WHAT THE TASK REQUIRES — Copy each line below as written, but skip the pictures.

DATASET —
══════
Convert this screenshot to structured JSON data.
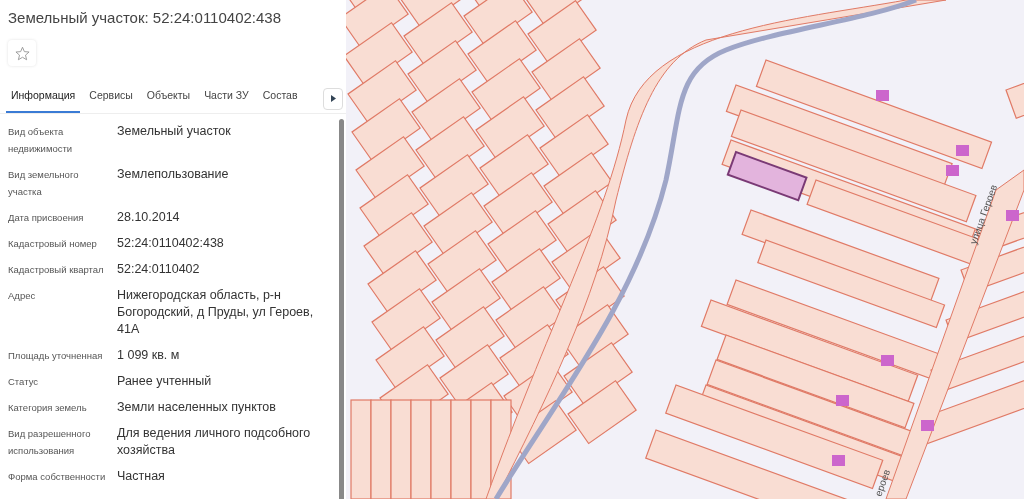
{
  "title": "Земельный участок: 52:24:0110402:438",
  "favorite": {
    "starred": false
  },
  "tabs": [
    {
      "label": "Информация",
      "selected": true
    },
    {
      "label": "Сервисы",
      "selected": false
    },
    {
      "label": "Объекты",
      "selected": false
    },
    {
      "label": "Части ЗУ",
      "selected": false
    },
    {
      "label": "Состав",
      "selected": false
    }
  ],
  "fields": [
    {
      "label": "Вид объекта недвижимости",
      "value": "Земельный участок"
    },
    {
      "label": "Вид земельного участка",
      "value": "Землепользование"
    },
    {
      "label": "Дата присвоения",
      "value": "28.10.2014"
    },
    {
      "label": "Кадастровый номер",
      "value": "52:24:0110402:438"
    },
    {
      "label": "Кадастровый квартал",
      "value": "52:24:0110402"
    },
    {
      "label": "Адрес",
      "value": "Нижегородская область, р-н Богородский, д Пруды, ул Героев, 41А"
    },
    {
      "label": "Площадь уточненная",
      "value": "1 099 кв. м"
    },
    {
      "label": "Статус",
      "value": "Ранее учтенный"
    },
    {
      "label": "Категория земель",
      "value": "Земли населенных пунктов"
    },
    {
      "label": "Вид разрешенного использования",
      "value": "Для ведения личного подсобного хозяйства"
    },
    {
      "label": "Форма собственности",
      "value": "Частная"
    }
  ],
  "map": {
    "street_labels": [
      "улица Героев",
      "ероев"
    ]
  }
}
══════
OUTPUT FOR THIS EXERCISE —
Convert this screenshot to structured JSON data.
{
  "title": "Земельный участок: 52:24:0110402:438",
  "favorite": {
    "starred": false
  },
  "tabs": [
    {
      "label": "Информация",
      "selected": true
    },
    {
      "label": "Сервисы",
      "selected": false
    },
    {
      "label": "Объекты",
      "selected": false
    },
    {
      "label": "Части ЗУ",
      "selected": false
    },
    {
      "label": "Состав",
      "selected": false
    }
  ],
  "fields": [
    {
      "label": "Вид объекта недвижимости",
      "value": "Земельный участок"
    },
    {
      "label": "Вид земельного участка",
      "value": "Землепользование"
    },
    {
      "label": "Дата присвоения",
      "value": "28.10.2014"
    },
    {
      "label": "Кадастровый номер",
      "value": "52:24:0110402:438"
    },
    {
      "label": "Кадастровый квартал",
      "value": "52:24:0110402"
    },
    {
      "label": "Адрес",
      "value": "Нижегородская область, р-н Богородский, д Пруды, ул Героев, 41А"
    },
    {
      "label": "Площадь уточненная",
      "value": "1 099 кв. м"
    },
    {
      "label": "Статус",
      "value": "Ранее учтенный"
    },
    {
      "label": "Категория земель",
      "value": "Земли населенных пунктов"
    },
    {
      "label": "Вид разрешенного использования",
      "value": "Для ведения личного подсобного хозяйства"
    },
    {
      "label": "Форма собственности",
      "value": "Частная"
    }
  ],
  "map": {
    "street_labels": [
      "улица Героев",
      "ероев"
    ]
  }
}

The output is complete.